Is Millennial Pink Getting Out of Hand in NYC Dining?

From pink wine to pink walls, it’s everywhere

The color au courant in music, design, and fashion is pink, and it has bled into the current food and dining world at a breakneck rate. The very pink-colored wine rosé, for example, has been on the upswing for several years now — so much so that this weekend, an all-pink rosé-themed party on a yacht with sorority girl-crafted name “La Nuit en Rosé” is entering its fourth year.

Early bird tickets at $175 and $185 are already sold out. A teaser video is naturally shot at sunset, when the sky is also sort of pink, and the demand for pink-everything is so apparently so high that the organizers are also entering their second year of a separate festival called “pinknic,” a pink-toned “rosé picnic and music festival” on Governor’s Island.

La Nuit en Rosé and its team are not the only ones to capitalize on the Instagram-friendly color of the moment. Last summer, New York’s love for frozen beverages and the color pink combined with an aggressive rise in frosé — a trend that doesn’t seem likely to stop this year.

There are also not one, not two, but three restaurants that are entirely pink in New York right now. They all opened in the last year. Italian restaurant Pietro Nolita’s walls, chairs, tables, and even some of its food is pink. Bushwick/East Williamsburg cafe Carthage Must Be Destroyed spreads its avocado toast on pink plates and seats its patrons on pink stools. Its walls, too, are pink, at least in all the places that they aren’t exposed brick. And in this spring, a tiny new Vietnamese restaurant Bep Ga opened in Chinatown with both a pink storefront and pink interior walls. “#pinkvibes,” the restaurant hashtags its Instagram posts.

Even restaurants not emboldened to fully bathe their spaces in the trendiest color on the internet are at least dipping their toes. Here’s a brief list:

— The front doors and planters at Sel Rrose are pink, a fact that the savviest of Instagrammers will take advantage of by arriving in pink clothes. See this and this. The restaurant opened back in 2013.

— Cafe Henrie, a fashiony cafe that opened in 2015, has a pink sign, pink tables, and pink menus.

— In January 2016, trendy LES Thai restaurant The Lucky Bee opened with tons and tons of pink accents — menus, tables, signs, walls, and more. Neon pink flamingos are also rampant.

— The pace picked up in 2017. Another fashiony cafe, De Maria, opened earlier this year and has pink plates that are generously displayed on their Instagram

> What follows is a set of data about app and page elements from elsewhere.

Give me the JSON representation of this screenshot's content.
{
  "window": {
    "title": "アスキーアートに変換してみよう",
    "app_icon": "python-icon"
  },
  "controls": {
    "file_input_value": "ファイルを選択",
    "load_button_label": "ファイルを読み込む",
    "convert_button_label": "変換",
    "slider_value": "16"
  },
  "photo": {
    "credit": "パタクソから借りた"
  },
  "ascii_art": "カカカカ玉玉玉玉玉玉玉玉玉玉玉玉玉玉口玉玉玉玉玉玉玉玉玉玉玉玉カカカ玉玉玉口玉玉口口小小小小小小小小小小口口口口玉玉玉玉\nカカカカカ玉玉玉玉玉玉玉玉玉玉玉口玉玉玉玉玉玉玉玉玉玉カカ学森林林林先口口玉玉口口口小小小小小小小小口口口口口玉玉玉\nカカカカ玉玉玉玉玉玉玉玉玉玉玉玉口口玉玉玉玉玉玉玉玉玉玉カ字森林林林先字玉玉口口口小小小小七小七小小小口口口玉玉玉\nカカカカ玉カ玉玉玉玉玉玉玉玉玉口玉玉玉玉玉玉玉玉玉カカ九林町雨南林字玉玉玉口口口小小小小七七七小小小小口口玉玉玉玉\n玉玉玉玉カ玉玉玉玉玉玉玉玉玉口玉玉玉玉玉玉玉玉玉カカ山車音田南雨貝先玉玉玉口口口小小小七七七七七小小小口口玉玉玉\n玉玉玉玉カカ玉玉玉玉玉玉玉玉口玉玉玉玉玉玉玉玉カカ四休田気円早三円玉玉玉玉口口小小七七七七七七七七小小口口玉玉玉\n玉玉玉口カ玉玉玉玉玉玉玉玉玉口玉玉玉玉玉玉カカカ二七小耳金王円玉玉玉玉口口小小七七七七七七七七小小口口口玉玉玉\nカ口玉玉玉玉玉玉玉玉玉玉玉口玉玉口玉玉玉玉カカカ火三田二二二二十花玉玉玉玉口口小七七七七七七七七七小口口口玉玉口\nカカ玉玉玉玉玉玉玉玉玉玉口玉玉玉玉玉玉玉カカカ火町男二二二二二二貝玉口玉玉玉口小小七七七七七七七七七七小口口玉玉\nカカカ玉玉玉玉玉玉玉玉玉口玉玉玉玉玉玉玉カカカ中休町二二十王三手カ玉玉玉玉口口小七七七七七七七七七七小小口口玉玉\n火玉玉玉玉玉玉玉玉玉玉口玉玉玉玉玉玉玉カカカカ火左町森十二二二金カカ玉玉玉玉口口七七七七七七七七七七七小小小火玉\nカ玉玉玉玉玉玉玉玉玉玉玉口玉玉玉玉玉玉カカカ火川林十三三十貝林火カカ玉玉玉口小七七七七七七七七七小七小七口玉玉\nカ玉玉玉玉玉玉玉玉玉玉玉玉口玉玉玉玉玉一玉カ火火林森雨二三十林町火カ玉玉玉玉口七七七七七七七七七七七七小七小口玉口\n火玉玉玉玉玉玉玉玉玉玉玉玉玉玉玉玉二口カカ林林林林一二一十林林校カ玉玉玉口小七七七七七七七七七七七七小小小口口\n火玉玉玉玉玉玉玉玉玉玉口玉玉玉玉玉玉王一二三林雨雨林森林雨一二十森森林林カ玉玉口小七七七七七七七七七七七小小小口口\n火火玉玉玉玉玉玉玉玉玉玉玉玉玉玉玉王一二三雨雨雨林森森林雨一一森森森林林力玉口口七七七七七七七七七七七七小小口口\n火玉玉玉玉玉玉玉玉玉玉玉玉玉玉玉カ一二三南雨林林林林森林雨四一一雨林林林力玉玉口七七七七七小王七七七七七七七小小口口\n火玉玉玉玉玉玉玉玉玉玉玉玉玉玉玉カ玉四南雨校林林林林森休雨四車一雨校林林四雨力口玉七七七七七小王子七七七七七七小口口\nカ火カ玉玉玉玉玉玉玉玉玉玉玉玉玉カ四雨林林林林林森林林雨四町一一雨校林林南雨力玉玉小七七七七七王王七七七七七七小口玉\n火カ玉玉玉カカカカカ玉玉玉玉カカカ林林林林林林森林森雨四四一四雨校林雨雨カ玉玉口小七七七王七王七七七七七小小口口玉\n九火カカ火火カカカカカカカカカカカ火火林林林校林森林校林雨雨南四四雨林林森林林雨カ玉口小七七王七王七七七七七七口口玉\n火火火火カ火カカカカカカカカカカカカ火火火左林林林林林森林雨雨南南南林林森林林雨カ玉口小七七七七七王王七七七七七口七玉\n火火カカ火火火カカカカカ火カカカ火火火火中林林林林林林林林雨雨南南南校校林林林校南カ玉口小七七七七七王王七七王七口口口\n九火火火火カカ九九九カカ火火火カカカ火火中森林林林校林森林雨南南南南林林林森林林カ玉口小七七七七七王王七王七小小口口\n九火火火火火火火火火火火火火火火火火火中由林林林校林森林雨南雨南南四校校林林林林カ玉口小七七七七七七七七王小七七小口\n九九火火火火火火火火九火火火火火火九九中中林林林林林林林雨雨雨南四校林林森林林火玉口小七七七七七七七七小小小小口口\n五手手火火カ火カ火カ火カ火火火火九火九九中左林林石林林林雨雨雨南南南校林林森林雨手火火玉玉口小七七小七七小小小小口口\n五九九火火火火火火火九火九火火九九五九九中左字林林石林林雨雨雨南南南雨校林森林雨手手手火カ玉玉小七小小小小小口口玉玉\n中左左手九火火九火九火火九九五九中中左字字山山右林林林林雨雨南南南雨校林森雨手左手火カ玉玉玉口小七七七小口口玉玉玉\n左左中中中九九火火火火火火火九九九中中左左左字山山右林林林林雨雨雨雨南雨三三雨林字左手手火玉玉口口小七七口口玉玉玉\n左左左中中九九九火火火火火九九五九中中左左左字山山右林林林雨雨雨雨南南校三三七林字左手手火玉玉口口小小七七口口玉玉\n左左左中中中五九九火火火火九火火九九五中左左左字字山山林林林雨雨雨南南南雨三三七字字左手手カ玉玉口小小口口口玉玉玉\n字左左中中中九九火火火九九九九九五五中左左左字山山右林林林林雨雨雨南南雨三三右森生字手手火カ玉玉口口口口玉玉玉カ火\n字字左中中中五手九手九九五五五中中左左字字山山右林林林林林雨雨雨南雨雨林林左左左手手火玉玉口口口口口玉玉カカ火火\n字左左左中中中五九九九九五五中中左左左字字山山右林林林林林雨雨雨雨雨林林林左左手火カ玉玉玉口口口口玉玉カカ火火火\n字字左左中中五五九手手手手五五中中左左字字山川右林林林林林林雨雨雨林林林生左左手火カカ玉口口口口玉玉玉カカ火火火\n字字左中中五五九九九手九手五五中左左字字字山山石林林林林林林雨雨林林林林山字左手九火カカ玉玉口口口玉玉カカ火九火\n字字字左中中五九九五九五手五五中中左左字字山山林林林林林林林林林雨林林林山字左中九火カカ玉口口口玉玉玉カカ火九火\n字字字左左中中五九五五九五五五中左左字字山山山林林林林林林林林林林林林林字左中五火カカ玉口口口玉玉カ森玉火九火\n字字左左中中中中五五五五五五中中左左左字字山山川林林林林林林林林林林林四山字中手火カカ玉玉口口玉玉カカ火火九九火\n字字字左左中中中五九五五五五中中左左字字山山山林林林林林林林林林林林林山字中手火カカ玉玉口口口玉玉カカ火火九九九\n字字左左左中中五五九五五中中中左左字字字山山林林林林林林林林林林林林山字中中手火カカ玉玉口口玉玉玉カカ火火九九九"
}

— Jean-Georges Vongerichten’s newest restaurant abcV, opened in February, has its share of pink dishware.

— At Major Food Group’s newly opened revamp of the Four Seasons, The Grill, the kitchen displays stacks of pink Le Creuset cast-iron pots.

— Chef Gerardo Gonzalez’s Chinatown restaurant Lalito (formerly Lalo) first opened in fall 2016, but starting this weekend, he’s having pink food specials inspired by Mexican architect Luis Barragán as part of a design week with magazine Sight Unseen. Here is pink ceviche:

A post shared by L A L I T O (@lalito_nyc) on May 17, 2017 at 6:51am PDT

— And the yet-to-open restaurant Harvey in the Williamsburg Hotel also has pops of pink, on trays, on the menus, and on their logo.

Are we done yet? How much more pink can the market handle? And can you hear yourself think if everyone around you is wearing this many shades of pink?

Pantone predicts that the next color to make waves will be green. But with so many restaurants going pink to attract the fashion crowds and Instagram, it’s possible we are just on the cusp of pink mania.

Source: NYC eater
Is Millennial Pink Getting Out of Hand in NYC Dining?